This 2015 German paper described the study design of a birth cohort that’s being established to:
“Assess potential associations between early-life exposures and onset of childhood asthma and allergies taking into account epigenetics.
The study builds upon an existing cohort which has been recruited  and in the meantime has been followed up twice [2002 and 2007].
This approach provides the unique opportunity to assess the effects of genetic predisposition, epigenetic factors, and environmental factors such as exposure to environmental tobacco smoke, living conditions, and parental occupation in a prospective and cross-generational study.”
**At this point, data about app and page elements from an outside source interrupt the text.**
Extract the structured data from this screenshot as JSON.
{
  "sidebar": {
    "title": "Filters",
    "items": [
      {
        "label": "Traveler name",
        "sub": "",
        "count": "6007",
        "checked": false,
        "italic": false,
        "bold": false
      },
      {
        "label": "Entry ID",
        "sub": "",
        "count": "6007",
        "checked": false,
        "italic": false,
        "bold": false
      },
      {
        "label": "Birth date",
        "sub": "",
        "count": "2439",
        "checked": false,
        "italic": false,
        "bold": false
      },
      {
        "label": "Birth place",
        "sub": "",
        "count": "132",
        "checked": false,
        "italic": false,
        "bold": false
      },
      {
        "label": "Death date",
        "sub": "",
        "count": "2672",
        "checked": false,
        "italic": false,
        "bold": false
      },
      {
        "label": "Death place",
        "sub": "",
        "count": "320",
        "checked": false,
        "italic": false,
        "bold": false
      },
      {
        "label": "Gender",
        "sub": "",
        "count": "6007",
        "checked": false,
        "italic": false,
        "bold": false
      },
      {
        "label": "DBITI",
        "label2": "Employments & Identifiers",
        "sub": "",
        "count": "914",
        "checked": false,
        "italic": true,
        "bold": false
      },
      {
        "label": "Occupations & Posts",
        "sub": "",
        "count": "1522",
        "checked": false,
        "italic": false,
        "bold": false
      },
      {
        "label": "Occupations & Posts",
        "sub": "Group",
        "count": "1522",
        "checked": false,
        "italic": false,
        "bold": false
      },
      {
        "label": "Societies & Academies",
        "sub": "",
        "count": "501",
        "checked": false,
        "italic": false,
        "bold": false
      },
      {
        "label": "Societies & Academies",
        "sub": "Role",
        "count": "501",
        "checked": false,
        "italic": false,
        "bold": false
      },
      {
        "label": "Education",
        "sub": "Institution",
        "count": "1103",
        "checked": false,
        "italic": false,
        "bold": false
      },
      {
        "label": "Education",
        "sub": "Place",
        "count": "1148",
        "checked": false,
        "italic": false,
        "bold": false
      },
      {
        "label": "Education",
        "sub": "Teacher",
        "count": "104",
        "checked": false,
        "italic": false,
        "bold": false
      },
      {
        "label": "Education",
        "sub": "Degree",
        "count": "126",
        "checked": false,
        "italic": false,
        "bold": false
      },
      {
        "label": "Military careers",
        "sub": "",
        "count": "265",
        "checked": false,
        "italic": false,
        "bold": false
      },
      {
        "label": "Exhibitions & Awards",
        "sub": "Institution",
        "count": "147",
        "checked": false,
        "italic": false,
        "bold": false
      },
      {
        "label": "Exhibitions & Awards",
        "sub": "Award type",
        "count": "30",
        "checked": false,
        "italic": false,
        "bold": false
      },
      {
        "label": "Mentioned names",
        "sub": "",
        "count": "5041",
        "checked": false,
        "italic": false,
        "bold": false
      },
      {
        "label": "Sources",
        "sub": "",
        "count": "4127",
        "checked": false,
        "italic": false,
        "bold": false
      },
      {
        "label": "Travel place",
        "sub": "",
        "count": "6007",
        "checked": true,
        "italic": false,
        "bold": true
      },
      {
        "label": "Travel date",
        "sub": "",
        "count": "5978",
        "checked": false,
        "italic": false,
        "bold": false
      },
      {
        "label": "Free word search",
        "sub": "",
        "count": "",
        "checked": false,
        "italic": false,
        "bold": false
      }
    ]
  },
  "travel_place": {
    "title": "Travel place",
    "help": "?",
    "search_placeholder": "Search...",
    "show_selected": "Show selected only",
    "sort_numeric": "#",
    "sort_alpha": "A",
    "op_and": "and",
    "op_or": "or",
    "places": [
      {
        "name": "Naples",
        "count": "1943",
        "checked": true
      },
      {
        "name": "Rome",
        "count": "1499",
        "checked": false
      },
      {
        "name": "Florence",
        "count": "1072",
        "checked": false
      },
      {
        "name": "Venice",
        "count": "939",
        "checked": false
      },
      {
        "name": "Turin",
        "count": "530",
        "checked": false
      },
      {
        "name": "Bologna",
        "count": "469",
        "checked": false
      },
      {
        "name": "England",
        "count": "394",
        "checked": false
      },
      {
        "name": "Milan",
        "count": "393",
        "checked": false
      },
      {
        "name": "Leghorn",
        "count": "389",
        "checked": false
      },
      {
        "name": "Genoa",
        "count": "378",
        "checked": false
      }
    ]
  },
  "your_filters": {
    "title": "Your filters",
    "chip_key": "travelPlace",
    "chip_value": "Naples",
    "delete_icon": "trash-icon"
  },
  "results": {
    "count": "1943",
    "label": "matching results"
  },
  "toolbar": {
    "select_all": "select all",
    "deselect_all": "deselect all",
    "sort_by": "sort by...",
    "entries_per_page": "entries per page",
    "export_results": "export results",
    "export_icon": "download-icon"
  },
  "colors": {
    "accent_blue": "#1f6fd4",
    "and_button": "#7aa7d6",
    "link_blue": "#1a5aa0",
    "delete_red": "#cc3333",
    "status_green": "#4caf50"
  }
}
The paper had informative references, one of which was the 2013 Epigenetic mechanisms and models in the origins of asthma:
“We need to determine whether epigenetics should be considered as a major integrator of multiple signals, or, alternatively, whether DNA methylation acts differently at various developmental stages conditional on genetic variants and exposures.
In addition, since there is a lack of critical knowledge on which genes are programmed or re-programmed at what time during gestation and in which developmental phase, birth cohort studies need to trace DNA methylation over time, and ideally over generations.
This will provide critical information about which phases in the course of life are most suitable to prevent deviant DNA methylation (preventive epigenomics) or intervene to normalize DNA methylation to prevent disease (pharmaco-epigenomics).”
I was encouraged by the referenced review’s emphasis that researchers start their investigations at the beginning of human life for causes that produce later-life effects. The subsequent emphasis on prevention was commendable.
The review also revealed the prevalent researcher bias, that the causal and curative results of human disease will be found on the molecular level rather than in human experiences. This preconception leads to ignoring human elements that generate epigenetic changes that manifest themselves in symptoms such as asthma and allergies.
I don’t know how including human emotions in studies became viewed as unscientific, but here we are. I didn’t see any indication that the study design of the birth cohort included investigating emotional states other than possibly work-related stress.
The researchers will have to pretend that proven etiologic factors such as the emotional states of a pregnant woman have no affect on the nervous and immune system development of her fetus. These human elements are unjustified exclusions from a study designed in 2015, but they’re easily ignored when they aren’t measured.
Here’s a search of what Dr. Arthur Janov had to say about allergies over the past eight years. A representative sample from earlier this month was:
“Every therapy we try will be temporary, something we need to do over and over again.
Clearly this applies to many problems, from high blood pressure to asthma and allergies.
That is why it is urgent that we re-focus on the real problem.”
http://www.ncbi.nlm.nih.gov/pmc/articles/PMC4670515/ “Establishing a birth cohort to investigate the course and aetiology of asthma and allergies across three generations – rationale, design, and methods of the ACROSSOLAR study”